Sunday, April 7, 2013

1352. Sunday April 7,2013's interesting case. A vet's heavy responsibility

Death of a beloved dog is very emotional for the owner. After 5 days of IV drip and twice daily visits from the owner with his other Jack Russell (wired-haired), the sick Jack Russell (smooth-haired) passed away on Sunday morning. This case was treated by Dr Daniel.

Blood test had revealed extremely high serum urea and creatinine and high total white cell count in this vomiting anorexic dog of around 5 years of age. The owner was aware of the poor prognosis and came to visit daily with his other Jack Russell to let the latter know that his friend is very ill. As I worked from 9 am to 8 pm most days during week days, I would see him. He would talk to the sick Jack Russell as a friend and his wire-haired Jack Russell would see that the sick patient, sometimes lying down, at other days sitting up but with not much response.

The dog vomited in the first 2 days of hospitalisation and was maintained alive on IV drips and antibiotics. He was breathing heavily on Saturday and passed away overnight. Dr Daniel does not start work till 12 noon, but this was his case. I am very strict on such cases. The attending vet must inform the owner of the death as that is his or her responsibility. No other vet should do it. Owners will feel better if the attending vet does it. It is plain common sense but I believe that younger vets who are off duty deem that it is their private time - the "work-life balance" so much advocated nowadays.

In matters of death of a sick dog, there is no such thing as "work-life balance." I told Dr Daniel to phone him to inform him about the death even though he was off-duty on this Sunday morning at 9 am. I texted to him the owner's phone number. He texted back to say the owner's handphone was switched off. He had texted messaged. I reviewed the case record. There was the owner's residence tel number. I texted him to phone this number and some family member responded. I told Dr Daniel he was to come to the Surgery immediately before the owner arrived.

Death of a sick pet requires a vet to be present when the owner arrives. This should be the correct way. This is a vet's heavy responsibility although he or she is not working. The owner was already emotionally upset that his younger Jack Russell had become seriously ill without "cause".

I had explained to him that blood test did show a bacterial infection and the bacteria could be from the grass when his Jack Russell was exercised. "The other Jack Russell is healthy," he had said to me. "It is like dengue fever in a family. Not every family member is infected although they may be bitten by mosquitoes." Singapore has a spike in dengue fever in the last 3 months of so. He accepted the explanation. He knew the poor prognosis as Dr Daniel had told him.

Yet in the end, it was very emotional for him. Much less than for a woman. He brought his wire-haired Jack Russell to see the dead companion. "Say goodbye to him one more time," he brought the Jack Russell to see the dog again. Dr Daniel was present when he came and spoke to him. Cremation arrangements were made.

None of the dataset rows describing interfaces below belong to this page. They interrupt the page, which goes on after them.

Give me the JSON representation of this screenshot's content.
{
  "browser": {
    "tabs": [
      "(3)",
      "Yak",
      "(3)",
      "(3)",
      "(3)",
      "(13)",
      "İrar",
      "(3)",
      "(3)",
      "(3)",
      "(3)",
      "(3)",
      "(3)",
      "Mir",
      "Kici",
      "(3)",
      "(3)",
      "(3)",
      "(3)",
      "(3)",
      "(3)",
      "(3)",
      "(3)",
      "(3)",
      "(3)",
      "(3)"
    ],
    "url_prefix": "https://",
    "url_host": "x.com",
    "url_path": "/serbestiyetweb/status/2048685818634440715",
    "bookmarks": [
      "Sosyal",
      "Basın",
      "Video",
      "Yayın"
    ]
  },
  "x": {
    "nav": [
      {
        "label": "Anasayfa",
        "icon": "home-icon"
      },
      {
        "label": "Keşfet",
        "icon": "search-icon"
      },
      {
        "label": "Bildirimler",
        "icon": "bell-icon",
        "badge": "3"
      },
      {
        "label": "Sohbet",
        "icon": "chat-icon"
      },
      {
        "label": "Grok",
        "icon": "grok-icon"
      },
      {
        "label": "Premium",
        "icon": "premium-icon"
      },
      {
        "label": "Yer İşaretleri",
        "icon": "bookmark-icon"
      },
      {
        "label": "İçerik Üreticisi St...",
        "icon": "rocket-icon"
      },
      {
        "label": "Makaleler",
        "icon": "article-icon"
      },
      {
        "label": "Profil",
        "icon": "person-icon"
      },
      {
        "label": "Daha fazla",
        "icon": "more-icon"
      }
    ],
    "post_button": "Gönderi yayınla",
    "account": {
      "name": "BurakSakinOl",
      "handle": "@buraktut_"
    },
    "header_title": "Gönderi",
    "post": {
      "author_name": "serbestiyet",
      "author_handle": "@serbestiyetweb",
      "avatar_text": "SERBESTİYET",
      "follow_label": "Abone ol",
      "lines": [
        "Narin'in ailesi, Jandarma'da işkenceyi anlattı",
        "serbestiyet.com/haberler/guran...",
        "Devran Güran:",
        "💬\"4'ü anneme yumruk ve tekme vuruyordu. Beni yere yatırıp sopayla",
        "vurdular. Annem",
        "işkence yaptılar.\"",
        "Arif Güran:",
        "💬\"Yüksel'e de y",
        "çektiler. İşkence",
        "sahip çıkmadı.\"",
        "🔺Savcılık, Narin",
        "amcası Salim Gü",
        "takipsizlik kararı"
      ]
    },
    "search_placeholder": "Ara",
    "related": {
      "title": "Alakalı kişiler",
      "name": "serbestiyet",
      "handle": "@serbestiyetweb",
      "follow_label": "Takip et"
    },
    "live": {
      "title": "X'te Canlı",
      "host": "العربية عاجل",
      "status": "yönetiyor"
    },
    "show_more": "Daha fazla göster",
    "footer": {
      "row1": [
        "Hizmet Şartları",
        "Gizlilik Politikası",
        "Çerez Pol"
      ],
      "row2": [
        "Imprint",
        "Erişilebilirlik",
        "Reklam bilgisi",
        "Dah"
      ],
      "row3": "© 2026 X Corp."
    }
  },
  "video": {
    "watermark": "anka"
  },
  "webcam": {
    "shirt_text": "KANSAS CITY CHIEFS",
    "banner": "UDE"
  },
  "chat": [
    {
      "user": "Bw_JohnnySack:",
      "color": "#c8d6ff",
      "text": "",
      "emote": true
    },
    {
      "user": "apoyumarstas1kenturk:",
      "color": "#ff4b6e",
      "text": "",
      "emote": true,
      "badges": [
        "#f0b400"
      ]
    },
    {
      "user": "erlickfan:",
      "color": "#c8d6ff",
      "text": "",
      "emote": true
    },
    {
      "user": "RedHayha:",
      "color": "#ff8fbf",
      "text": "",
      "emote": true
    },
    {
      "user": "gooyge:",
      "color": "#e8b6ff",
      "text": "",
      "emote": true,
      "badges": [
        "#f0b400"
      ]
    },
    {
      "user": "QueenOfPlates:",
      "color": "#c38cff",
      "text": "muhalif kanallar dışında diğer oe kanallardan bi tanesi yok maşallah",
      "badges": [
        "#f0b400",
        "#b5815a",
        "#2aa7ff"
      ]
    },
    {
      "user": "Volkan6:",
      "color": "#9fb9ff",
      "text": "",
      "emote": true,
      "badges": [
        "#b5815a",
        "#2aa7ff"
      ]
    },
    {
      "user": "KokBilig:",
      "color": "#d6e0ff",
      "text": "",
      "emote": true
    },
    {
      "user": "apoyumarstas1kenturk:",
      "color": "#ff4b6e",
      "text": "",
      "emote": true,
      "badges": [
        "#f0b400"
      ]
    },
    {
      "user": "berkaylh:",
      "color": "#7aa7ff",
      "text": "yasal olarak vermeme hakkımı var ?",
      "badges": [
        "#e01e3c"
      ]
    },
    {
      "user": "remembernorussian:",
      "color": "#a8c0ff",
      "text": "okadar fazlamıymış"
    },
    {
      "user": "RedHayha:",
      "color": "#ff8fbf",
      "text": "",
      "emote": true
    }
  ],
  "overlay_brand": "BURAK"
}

I expressed my condolences to him as he left. He took my hands to shake and wished me well. It was a very sad sunshine Sunday morning for me. It was good that the owner was satisfied with the care given to his dog. There should be no delay in informing the owner of his pet's death, before he arrives to visit as much unhappiness arise if this is not done as death is a very highly emotional issue.  Some owners would be very angry saying "Why don't you inform me when the dog dies."

Abuse of health care workers in human medicine are on the increase in Singapore, according to a Straits Times report I read recently. Some vet practices have put on written notices saying that pet owners who abuse the frontline staff will not be accepted.             

In any case, it is a vet's heavy responsibility to inform the owner when his pet dies. He should not have this mindset that he should not be disturbed during his time off, to achieve the "work-life" balance. A beloved pet's life has passed away. The vet should be responsible to the very end of the sick dog's life. 

P.S. In another similar case of high total white cell count, the Jack Russell of a similar age developed high fever and had stiff legs and extended neck and panting. He was on intensive IV drip. He cried non-stop on Day 2 and I thought euthanasia would have been an option to stop his pain. I tried various sedatives and pain-killers in addition to the usual medication and IV drip. Yet he recovered on Day 3 (Blog: A miracle on Good Friday case study). He is much better now.    

No comments:

Post a Comment